● MATERIAL SHOWN
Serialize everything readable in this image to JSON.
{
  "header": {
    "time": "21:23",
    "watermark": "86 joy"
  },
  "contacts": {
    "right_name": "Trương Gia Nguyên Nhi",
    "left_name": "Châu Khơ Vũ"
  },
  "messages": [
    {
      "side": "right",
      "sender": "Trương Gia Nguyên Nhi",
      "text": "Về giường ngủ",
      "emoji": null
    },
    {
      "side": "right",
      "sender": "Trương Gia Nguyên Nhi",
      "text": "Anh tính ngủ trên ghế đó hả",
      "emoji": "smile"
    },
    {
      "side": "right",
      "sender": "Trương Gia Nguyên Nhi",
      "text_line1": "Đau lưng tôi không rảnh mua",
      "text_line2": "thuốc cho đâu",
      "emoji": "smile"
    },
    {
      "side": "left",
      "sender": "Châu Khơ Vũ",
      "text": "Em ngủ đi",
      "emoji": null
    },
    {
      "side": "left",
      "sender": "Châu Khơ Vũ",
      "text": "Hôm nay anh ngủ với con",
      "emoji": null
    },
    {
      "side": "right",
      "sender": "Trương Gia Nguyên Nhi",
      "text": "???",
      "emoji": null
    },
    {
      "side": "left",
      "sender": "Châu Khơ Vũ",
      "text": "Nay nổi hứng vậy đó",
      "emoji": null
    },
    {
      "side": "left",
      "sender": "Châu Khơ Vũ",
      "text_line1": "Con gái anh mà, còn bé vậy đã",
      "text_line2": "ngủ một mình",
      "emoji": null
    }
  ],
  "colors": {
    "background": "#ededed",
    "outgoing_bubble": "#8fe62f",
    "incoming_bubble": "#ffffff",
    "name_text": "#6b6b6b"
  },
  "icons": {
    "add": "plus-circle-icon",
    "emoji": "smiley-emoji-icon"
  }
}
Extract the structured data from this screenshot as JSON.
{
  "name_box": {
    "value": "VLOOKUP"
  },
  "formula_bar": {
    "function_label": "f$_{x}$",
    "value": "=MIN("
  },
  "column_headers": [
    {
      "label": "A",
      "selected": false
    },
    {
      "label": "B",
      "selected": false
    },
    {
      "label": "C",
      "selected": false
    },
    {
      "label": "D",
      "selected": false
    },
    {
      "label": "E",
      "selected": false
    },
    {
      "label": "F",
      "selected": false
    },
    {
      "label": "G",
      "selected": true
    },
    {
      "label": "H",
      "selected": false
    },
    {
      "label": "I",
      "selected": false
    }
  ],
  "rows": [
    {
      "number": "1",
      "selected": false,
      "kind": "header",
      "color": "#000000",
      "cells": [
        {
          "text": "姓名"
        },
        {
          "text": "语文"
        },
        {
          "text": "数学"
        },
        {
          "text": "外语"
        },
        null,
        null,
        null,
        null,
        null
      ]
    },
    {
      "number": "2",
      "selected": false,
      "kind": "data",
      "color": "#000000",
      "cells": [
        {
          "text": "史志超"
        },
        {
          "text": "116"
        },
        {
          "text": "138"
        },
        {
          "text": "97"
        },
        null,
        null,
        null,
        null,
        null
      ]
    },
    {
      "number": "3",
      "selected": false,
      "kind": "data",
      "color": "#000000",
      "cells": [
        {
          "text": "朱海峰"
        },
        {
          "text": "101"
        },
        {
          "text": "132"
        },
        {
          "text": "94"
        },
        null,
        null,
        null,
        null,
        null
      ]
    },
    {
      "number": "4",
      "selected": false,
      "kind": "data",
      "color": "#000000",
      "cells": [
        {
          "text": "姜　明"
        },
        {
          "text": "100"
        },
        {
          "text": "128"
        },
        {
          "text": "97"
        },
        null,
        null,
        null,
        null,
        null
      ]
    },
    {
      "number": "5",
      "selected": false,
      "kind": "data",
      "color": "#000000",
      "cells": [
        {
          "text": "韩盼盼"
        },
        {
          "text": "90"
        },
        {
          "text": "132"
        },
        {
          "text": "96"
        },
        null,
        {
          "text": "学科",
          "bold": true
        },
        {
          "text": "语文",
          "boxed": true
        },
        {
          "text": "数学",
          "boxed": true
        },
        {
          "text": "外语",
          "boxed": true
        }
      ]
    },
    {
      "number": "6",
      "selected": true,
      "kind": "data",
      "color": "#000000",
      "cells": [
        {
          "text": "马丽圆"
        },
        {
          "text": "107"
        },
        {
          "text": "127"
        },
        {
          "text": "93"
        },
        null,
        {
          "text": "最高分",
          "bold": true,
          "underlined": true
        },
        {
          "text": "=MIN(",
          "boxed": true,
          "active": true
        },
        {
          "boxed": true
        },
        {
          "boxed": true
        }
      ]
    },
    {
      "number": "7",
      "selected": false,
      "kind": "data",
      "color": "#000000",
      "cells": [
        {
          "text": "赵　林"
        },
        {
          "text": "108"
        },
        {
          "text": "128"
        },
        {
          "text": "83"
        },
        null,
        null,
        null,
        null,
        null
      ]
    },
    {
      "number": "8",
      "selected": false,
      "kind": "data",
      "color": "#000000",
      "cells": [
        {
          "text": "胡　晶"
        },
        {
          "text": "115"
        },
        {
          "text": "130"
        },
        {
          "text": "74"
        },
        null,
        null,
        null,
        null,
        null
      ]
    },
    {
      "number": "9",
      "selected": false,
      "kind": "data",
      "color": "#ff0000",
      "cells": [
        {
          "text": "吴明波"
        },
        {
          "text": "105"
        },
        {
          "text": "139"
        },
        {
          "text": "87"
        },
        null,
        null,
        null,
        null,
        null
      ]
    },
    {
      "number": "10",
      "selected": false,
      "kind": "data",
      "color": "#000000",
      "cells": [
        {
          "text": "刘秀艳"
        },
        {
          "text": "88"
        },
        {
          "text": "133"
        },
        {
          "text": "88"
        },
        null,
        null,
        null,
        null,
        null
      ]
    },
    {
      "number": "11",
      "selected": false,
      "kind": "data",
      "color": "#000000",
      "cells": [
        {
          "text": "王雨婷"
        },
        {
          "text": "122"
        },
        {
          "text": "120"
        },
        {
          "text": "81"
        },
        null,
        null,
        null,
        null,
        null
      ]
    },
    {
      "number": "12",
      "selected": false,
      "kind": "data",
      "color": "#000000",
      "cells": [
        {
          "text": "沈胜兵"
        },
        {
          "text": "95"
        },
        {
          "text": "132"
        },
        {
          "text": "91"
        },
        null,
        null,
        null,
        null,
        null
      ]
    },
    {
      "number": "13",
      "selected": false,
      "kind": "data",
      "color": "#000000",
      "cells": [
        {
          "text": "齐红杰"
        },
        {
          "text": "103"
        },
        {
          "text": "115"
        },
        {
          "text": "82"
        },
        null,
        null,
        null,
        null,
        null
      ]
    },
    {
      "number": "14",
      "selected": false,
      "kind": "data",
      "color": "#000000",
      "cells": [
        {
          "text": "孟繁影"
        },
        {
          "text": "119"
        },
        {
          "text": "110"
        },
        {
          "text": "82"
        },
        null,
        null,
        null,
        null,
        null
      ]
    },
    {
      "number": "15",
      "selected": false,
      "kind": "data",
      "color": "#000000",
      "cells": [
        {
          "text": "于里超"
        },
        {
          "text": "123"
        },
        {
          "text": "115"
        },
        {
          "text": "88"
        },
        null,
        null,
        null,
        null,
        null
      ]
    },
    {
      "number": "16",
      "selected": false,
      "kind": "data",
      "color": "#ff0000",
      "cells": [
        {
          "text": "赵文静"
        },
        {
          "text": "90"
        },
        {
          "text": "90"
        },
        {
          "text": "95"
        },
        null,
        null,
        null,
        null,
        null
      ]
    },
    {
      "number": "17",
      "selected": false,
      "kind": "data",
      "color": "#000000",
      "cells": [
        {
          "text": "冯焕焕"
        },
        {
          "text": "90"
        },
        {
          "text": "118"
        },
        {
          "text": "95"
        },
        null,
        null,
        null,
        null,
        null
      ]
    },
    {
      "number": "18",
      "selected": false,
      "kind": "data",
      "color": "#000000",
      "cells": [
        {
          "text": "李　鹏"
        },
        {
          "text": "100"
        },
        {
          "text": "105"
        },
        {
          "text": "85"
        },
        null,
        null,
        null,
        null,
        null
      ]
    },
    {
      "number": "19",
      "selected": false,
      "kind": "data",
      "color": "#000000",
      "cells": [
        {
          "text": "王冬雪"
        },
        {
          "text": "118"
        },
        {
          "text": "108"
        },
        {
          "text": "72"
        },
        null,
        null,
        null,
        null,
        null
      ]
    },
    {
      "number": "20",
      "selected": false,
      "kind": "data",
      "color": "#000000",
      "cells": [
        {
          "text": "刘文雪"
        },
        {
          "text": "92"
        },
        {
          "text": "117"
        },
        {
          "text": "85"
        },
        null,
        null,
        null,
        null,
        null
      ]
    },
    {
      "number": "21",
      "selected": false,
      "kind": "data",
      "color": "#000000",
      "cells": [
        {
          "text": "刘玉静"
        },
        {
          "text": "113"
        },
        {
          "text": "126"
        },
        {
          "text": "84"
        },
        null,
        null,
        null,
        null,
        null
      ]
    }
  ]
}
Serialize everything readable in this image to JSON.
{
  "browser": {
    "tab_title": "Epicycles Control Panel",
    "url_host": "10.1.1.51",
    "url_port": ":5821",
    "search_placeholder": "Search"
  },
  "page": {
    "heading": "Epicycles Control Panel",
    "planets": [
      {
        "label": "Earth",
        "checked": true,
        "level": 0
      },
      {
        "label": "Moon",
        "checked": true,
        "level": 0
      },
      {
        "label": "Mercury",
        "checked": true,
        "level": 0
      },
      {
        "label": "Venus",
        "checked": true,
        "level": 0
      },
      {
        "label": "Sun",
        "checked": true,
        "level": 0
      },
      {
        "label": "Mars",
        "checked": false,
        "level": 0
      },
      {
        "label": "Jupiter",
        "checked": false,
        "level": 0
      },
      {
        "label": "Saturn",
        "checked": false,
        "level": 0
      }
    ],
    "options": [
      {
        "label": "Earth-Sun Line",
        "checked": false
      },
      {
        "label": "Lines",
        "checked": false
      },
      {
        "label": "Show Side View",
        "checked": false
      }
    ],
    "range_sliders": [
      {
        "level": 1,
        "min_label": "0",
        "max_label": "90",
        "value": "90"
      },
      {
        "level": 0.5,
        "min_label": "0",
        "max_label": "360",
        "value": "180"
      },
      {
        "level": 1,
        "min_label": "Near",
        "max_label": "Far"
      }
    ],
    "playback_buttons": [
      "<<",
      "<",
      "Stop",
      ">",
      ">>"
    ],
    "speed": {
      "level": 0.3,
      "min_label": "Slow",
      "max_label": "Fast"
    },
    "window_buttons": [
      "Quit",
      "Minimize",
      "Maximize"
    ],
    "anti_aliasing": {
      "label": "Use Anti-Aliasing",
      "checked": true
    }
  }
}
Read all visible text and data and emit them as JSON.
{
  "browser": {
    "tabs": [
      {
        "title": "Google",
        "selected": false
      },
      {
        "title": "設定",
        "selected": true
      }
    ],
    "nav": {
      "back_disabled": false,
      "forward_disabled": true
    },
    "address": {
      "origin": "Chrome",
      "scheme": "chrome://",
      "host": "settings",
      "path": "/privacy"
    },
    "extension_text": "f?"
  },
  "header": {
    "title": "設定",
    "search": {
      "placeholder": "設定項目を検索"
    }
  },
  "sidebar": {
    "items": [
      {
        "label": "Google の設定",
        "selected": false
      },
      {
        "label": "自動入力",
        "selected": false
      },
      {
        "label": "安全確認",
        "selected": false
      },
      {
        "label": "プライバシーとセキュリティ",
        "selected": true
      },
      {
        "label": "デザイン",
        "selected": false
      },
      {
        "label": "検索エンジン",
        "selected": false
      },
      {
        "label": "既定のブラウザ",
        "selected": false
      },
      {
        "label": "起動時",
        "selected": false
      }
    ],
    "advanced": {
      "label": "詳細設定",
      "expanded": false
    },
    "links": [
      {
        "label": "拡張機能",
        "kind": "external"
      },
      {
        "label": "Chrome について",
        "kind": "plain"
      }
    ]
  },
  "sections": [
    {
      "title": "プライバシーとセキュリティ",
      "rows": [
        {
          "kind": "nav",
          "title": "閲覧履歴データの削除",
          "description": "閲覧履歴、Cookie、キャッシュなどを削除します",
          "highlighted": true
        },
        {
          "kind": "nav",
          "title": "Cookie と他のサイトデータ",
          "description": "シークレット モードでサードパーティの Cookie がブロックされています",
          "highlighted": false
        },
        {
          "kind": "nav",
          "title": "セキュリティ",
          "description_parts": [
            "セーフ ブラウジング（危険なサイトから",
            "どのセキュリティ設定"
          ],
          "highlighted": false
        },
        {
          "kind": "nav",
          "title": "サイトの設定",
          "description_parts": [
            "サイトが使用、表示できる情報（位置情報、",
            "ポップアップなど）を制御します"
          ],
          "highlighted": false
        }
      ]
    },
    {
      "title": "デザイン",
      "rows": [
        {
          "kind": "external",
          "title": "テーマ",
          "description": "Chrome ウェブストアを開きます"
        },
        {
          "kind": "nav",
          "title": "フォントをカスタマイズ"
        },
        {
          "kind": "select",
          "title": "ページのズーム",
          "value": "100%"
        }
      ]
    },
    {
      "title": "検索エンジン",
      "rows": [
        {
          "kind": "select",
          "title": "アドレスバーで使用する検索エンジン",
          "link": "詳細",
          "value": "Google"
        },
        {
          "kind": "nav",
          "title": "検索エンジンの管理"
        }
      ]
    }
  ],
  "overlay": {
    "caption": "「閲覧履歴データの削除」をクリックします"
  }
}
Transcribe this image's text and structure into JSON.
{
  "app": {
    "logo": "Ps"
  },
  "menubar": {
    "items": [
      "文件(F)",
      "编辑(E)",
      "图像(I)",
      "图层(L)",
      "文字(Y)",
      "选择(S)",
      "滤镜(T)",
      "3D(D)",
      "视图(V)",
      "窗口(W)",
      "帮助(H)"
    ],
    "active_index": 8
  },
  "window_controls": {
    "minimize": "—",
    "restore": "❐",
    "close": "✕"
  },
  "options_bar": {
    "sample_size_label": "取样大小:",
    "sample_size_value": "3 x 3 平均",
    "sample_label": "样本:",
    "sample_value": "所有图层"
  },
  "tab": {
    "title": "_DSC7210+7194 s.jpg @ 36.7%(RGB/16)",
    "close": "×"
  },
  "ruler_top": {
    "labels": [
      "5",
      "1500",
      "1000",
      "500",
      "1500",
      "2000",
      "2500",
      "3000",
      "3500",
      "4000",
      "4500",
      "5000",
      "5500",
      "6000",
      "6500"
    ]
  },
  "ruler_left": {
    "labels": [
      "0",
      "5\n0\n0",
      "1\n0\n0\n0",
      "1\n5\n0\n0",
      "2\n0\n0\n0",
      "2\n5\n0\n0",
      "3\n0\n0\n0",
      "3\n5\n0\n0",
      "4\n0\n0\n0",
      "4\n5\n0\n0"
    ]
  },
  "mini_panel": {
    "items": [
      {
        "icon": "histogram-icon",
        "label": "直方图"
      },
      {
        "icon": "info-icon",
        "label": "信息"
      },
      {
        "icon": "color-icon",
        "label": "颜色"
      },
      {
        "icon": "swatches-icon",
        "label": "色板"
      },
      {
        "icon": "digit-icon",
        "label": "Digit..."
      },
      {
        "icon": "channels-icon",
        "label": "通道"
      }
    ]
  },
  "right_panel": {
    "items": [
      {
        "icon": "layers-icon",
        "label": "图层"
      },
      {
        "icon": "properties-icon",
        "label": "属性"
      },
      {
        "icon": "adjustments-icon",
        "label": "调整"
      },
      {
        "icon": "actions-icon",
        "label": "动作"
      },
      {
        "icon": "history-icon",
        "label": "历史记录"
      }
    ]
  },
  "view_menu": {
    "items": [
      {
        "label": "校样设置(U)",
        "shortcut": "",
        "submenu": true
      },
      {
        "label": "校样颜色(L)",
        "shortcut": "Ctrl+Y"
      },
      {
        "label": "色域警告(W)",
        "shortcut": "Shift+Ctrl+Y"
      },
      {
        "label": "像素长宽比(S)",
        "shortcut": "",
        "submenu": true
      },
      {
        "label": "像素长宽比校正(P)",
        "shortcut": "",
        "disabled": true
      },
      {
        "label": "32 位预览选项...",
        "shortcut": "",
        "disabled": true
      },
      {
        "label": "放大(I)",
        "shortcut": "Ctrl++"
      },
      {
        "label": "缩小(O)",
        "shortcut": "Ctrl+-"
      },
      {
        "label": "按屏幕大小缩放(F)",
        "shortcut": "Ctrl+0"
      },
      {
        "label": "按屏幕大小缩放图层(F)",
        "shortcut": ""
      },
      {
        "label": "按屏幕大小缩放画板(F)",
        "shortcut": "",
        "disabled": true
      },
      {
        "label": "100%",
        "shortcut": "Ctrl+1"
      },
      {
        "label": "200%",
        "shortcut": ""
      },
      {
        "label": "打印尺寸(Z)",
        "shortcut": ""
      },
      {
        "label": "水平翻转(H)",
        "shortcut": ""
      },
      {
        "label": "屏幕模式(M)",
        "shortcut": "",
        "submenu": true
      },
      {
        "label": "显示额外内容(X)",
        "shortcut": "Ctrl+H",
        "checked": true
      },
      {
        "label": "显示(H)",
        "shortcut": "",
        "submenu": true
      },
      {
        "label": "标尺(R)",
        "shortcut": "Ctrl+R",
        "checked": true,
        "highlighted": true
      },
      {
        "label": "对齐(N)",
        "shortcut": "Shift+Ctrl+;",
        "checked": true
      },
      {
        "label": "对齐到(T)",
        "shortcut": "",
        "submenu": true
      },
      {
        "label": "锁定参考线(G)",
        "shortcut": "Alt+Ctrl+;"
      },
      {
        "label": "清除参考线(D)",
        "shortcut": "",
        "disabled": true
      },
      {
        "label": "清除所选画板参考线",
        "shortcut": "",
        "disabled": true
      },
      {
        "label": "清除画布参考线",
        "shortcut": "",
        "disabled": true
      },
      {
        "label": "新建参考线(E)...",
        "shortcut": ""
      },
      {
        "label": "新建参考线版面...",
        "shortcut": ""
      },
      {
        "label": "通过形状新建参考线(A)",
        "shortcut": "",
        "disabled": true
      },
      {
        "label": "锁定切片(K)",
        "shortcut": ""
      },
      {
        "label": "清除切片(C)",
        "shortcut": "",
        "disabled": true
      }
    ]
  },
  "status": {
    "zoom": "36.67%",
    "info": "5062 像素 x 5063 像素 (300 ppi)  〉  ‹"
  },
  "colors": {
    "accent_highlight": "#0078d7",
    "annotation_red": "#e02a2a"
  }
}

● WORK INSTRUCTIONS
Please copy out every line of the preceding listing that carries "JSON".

● ANSWER AREA
Serialize everything readable in this image to JSON.
Extract the structured data from this screenshot as JSON.
Serialize everything readable in this image to JSON.
Read all visible text and data and emit them as JSON.
Transcribe this image's text and structure into JSON.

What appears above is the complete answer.